Work instruction :: Everything from the line containing "Give me the" through the final line of the entries, both included, should be copied exactly and with nothing else; please skip pictures.

Source data ::
********************

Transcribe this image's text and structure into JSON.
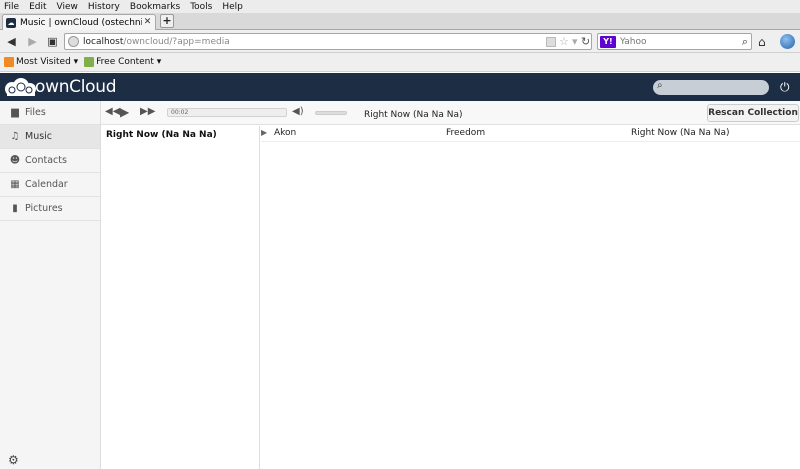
{
  "browser": {
    "menu": [
      "File",
      "Edit",
      "View",
      "History",
      "Bookmarks",
      "Tools",
      "Help"
    ],
    "tab_title": "Music | ownCloud (ostechnix)",
    "new_tab": "+",
    "url_host": "localhost",
    "url_path": "/owncloud/?app=media",
    "search_engine": "Y!",
    "search_placeholder": "Yahoo",
    "bookmarks": [
      {
        "label": "Most Visited ▾",
        "icon": "rss-icon"
      },
      {
        "label": "Free Content ▾",
        "icon": "folder-icon"
      }
    ]
  },
  "owncloud": {
    "logo_text": "ownCloud",
    "search_placeholder": ""
  },
  "sidebar": {
    "items": [
      {
        "label": "Files",
        "icon": "folder-icon"
      },
      {
        "label": "Music",
        "icon": "music-note-icon"
      },
      {
        "label": "Contacts",
        "icon": "people-icon"
      },
      {
        "label": "Calendar",
        "icon": "calendar-icon"
      },
      {
        "label": "Pictures",
        "icon": "picture-icon"
      }
    ],
    "active": "Music"
  },
  "player": {
    "time": "00:02",
    "now_playing": "Right Now (Na Na Na)",
    "rescan_label": "Rescan Collection"
  },
  "playlist": {
    "items": [
      "Right Now (Na Na Na)"
    ]
  },
  "collection": {
    "rows": [
      {
        "artist": "Akon",
        "album": "Freedom",
        "title": "Right Now (Na Na Na)"
      }
    ]
  },
  "colors": {
    "header_bg": "#1d2d44",
    "sidebar_bg": "#f5f5f5"
  }
}
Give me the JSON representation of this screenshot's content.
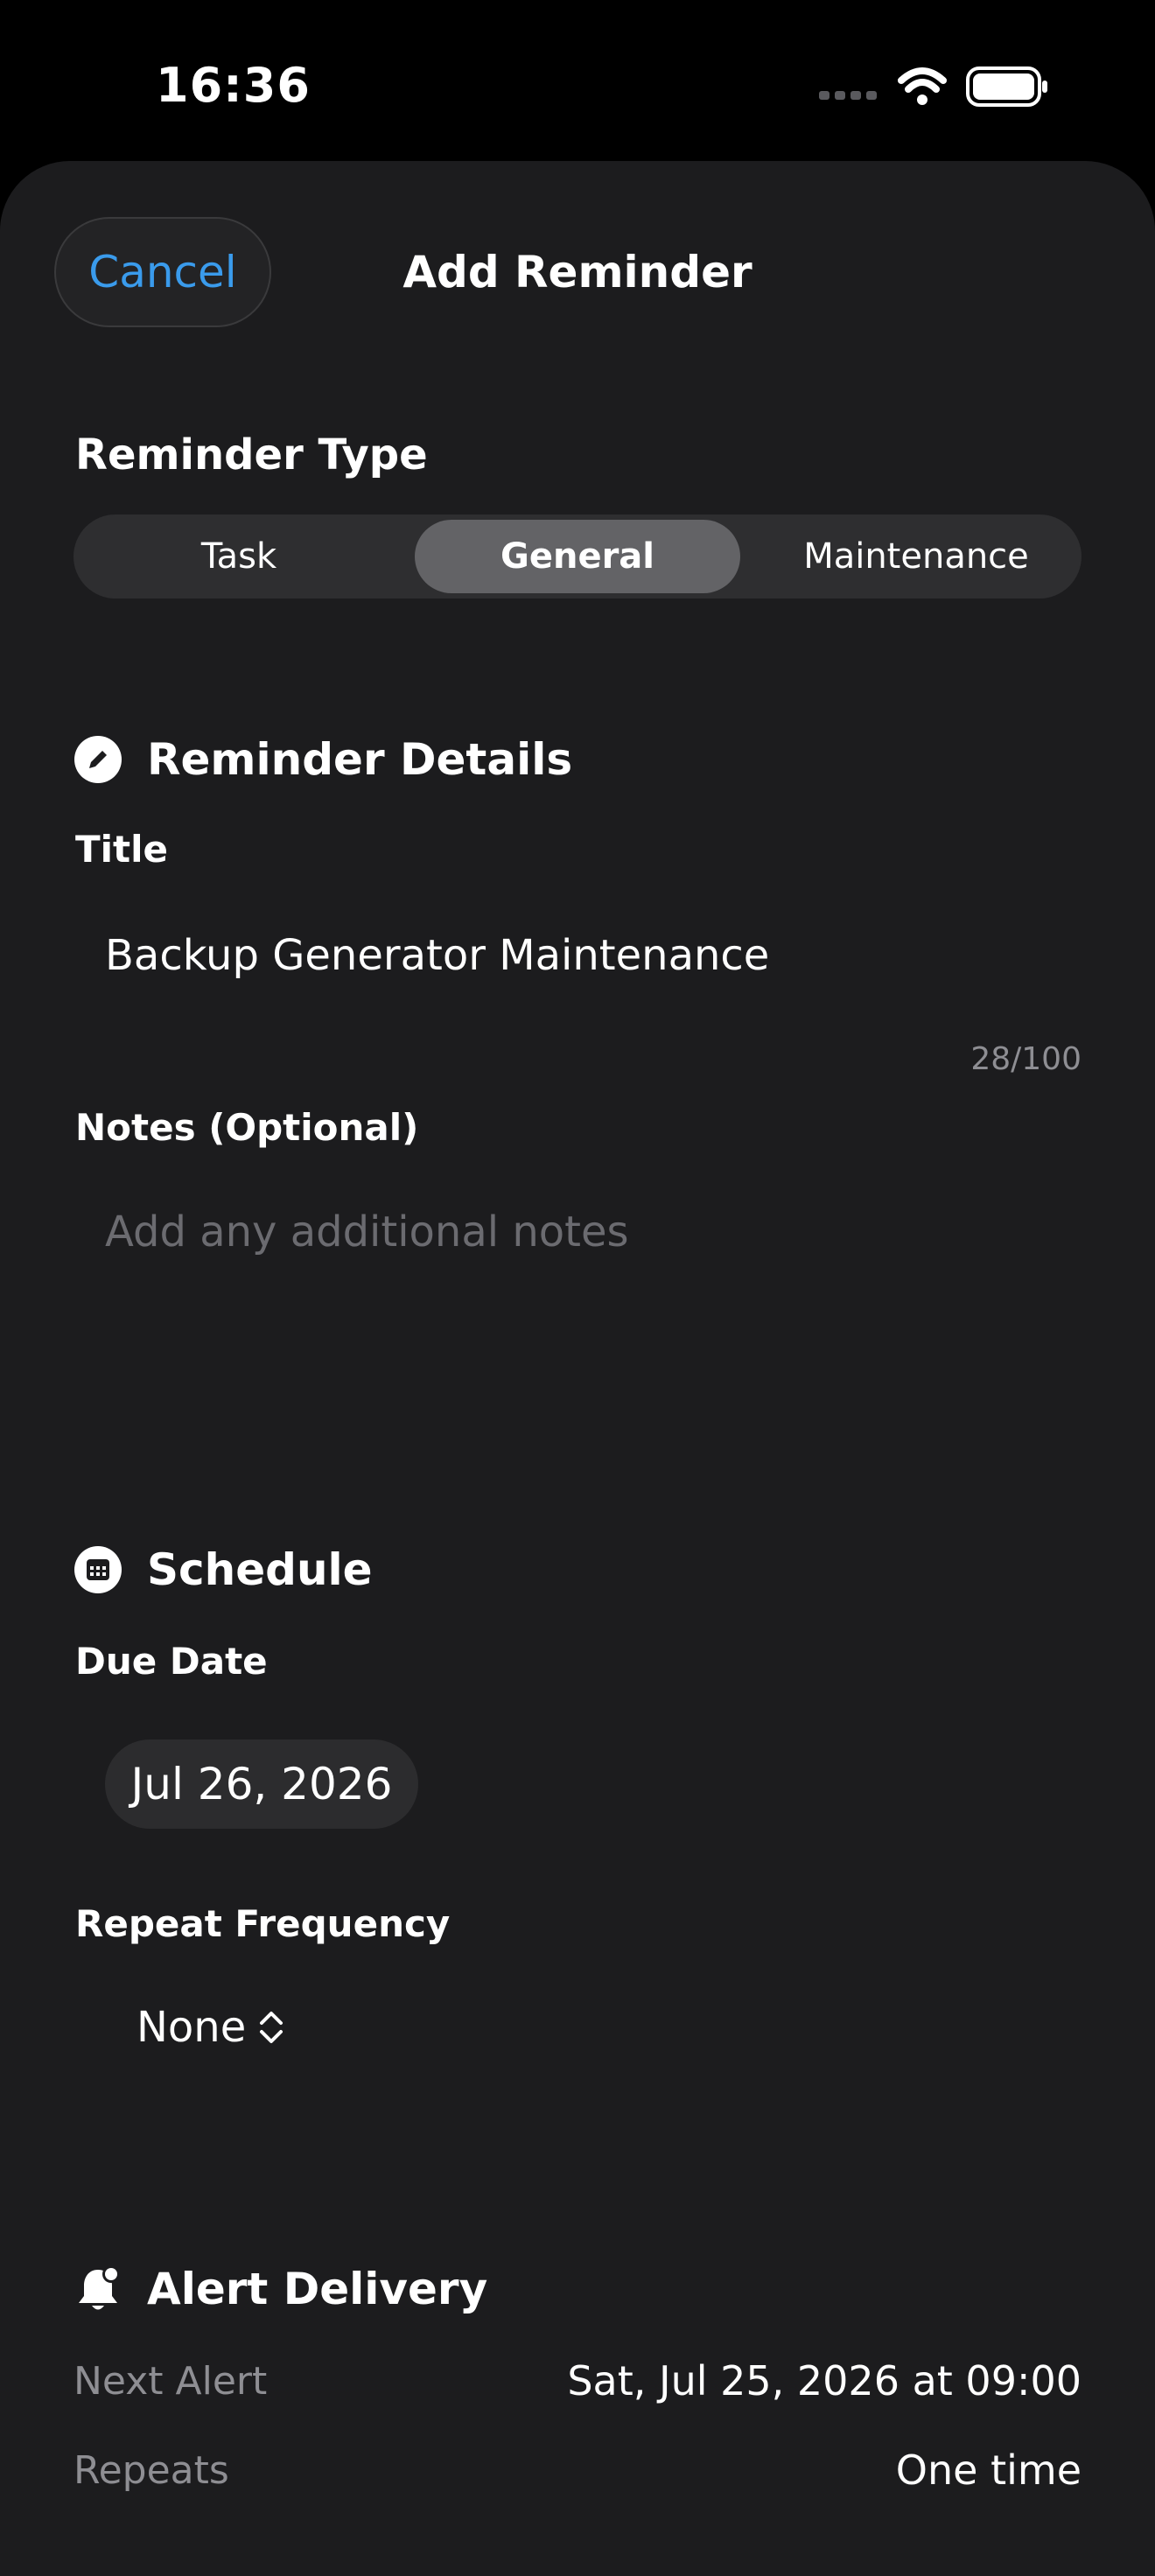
{
  "status_bar": {
    "time": "16:36"
  },
  "header": {
    "cancel_label": "Cancel",
    "title": "Add Reminder"
  },
  "reminder_type": {
    "label": "Reminder Type",
    "options": [
      "Task",
      "General",
      "Maintenance"
    ],
    "selected": "General"
  },
  "details": {
    "section_title": "Reminder Details",
    "section_icon": "pencil-circle-icon",
    "title_label": "Title",
    "title_value": "Backup Generator Maintenance",
    "title_counter": "28/100",
    "notes_label": "Notes (Optional)",
    "notes_placeholder": "Add any additional notes"
  },
  "schedule": {
    "section_title": "Schedule",
    "section_icon": "calendar-circle-icon",
    "due_date_label": "Due Date",
    "due_date_value": "Jul 26, 2026",
    "repeat_label": "Repeat Frequency",
    "repeat_value": "None"
  },
  "alert_delivery": {
    "section_title": "Alert Delivery",
    "section_icon": "bell-badge-icon",
    "next_alert_label": "Next Alert",
    "next_alert_value": "Sat, Jul 25, 2026 at 09:00",
    "repeats_label": "Repeats",
    "repeats_value": "One time"
  },
  "colors": {
    "background": "#1c1c1e",
    "accent": "#3a9bec",
    "segment_active": "#636366"
  }
}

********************

Solution for this problem ::
Give me the JSON representation of this screenshot's content.
{
  "status_bar": {
    "time": "16:36"
  },
  "header": {
    "cancel_label": "Cancel",
    "title": "Add Reminder"
  },
  "reminder_type": {
    "label": "Reminder Type",
    "options": [
      "Task",
      "General",
      "Maintenance"
    ],
    "selected": "General"
  },
  "details": {
    "section_title": "Reminder Details",
    "section_icon": "pencil-circle-icon",
    "title_label": "Title",
    "title_value": "Backup Generator Maintenance",
    "title_counter": "28/100",
    "notes_label": "Notes (Optional)",
    "notes_placeholder": "Add any additional notes"
  },
  "schedule": {
    "section_title": "Schedule",
    "section_icon": "calendar-circle-icon",
    "due_date_label": "Due Date",
    "due_date_value": "Jul 26, 2026",
    "repeat_label": "Repeat Frequency",
    "repeat_value": "None"
  },
  "alert_delivery": {
    "section_title": "Alert Delivery",
    "section_icon": "bell-badge-icon",
    "next_alert_label": "Next Alert",
    "next_alert_value": "Sat, Jul 25, 2026 at 09:00",
    "repeats_label": "Repeats",
    "repeats_value": "One time"
  },
  "colors": {
    "background": "#1c1c1e",
    "accent": "#3a9bec",
    "segment_active": "#636366"
  }
}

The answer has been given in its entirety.